    Each white flower is 1/2-3/4 inches wide with 5 petals, 5 light green sepals united at the base, numerous stamens, and a light green compound pistil at its center. Petals are softly hairy. Blooms from April to June.
  • Leaves:
    Leaf Color:
    Gray/Silver
    Green
    Leaf Type:
    Compound (Pinnately , Bipinnately, Palmately)
    Leaf Arrangement:
    Alternate
    Leaf Shape:
    Obovate
    Ovate
    Leaf Margin:
    Crenate
    Doubly Crenate
    Hairs Present:
    Yes
    Leaf Length:
    1-3 inches
    Leaf Width:
    < 1 inch
    Leaf Description:
    Alternate three-parted (trifolate) compound leaves with coarsely toothed margins and many bristles.
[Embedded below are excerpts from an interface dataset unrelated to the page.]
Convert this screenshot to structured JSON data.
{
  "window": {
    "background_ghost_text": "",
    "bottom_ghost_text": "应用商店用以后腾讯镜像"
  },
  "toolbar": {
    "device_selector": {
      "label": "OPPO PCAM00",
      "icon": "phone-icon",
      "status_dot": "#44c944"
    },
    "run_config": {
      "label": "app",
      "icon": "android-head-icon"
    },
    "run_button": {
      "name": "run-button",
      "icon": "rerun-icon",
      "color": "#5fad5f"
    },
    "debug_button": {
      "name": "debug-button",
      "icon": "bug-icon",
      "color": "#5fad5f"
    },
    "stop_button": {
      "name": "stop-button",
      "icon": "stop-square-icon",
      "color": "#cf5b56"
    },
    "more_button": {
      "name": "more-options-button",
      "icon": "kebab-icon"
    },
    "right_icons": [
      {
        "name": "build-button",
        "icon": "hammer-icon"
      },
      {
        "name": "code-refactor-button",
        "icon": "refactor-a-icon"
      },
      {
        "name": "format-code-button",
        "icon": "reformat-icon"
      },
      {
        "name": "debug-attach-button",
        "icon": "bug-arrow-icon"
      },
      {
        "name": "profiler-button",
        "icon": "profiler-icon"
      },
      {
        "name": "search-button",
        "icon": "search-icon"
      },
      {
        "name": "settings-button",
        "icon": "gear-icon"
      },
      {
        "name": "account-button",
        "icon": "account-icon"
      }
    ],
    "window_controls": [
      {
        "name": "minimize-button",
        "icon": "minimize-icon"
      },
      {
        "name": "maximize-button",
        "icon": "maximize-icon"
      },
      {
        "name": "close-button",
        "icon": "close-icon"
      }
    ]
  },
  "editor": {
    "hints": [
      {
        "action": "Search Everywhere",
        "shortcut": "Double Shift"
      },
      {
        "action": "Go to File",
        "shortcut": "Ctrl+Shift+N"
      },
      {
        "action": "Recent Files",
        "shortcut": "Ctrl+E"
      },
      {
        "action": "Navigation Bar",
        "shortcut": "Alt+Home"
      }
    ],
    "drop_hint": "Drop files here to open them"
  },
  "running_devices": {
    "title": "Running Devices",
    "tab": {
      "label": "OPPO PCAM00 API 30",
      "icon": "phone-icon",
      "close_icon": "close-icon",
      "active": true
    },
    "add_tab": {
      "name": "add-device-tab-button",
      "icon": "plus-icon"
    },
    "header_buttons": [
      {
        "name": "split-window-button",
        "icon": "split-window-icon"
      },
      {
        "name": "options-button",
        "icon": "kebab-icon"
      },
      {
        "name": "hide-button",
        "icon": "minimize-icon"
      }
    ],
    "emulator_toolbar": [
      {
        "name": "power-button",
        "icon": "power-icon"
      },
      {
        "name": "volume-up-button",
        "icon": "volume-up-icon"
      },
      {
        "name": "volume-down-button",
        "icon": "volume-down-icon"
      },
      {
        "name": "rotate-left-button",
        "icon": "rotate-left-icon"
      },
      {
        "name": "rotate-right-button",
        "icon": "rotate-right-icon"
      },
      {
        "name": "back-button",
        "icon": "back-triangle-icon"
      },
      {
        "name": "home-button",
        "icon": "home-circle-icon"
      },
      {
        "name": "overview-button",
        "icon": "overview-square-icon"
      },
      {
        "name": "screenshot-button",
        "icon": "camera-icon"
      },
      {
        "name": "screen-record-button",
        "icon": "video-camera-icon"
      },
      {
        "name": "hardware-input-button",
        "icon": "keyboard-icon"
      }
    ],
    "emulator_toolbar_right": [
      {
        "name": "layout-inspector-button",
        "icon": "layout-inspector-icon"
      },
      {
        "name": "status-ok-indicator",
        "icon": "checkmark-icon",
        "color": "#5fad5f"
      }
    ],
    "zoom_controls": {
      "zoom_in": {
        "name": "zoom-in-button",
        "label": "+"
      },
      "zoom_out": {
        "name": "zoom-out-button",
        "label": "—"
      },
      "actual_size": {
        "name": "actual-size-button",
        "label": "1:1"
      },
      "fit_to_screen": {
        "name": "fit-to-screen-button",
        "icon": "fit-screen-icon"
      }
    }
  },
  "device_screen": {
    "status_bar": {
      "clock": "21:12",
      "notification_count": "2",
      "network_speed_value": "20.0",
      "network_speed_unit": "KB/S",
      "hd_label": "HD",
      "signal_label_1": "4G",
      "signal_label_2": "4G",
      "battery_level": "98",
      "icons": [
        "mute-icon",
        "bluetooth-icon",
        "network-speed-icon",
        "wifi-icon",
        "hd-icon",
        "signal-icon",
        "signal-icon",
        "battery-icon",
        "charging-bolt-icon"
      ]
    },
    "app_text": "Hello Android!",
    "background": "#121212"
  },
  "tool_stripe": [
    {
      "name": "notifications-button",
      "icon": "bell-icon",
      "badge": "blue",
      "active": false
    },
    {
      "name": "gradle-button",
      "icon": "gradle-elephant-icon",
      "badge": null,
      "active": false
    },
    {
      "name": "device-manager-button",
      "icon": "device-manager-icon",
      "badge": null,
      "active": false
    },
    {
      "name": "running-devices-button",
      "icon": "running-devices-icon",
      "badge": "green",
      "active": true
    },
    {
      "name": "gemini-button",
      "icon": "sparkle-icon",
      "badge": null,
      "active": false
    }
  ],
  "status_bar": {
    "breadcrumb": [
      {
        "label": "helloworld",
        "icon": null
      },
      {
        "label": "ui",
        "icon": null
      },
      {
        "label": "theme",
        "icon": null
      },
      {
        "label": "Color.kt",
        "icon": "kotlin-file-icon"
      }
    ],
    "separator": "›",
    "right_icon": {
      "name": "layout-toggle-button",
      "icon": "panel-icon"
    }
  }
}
The upper leaflet surface is medium green, hairless, and somewhat shiny, while the lower surface is more pale and sometimes softly hairy.
  • Stem:
    Stem Color:
    Green
    Red/Burgundy
    Stem Is Aromatic:
    No
    Stem Bud Scales:
    No scales, covered in hair
    Stem Cross Section:
    Angular
    Stem Surface:
    Hairy (pubescent)
    Stem Description:
    The stems are angular to round, have bristly to soft hars and scattered prickles. They are light green to reddish in color
  • Landscape:
    Landscape Location:
    Naturalized Area
    Pond
    Woodland
    Landscape Theme:
    Edible Garden
    Pollinator Garden
    Attracts:
    Pollinators
    Small Mammals
    Songbirds
    Resistance To Challenges:
    Wet Soil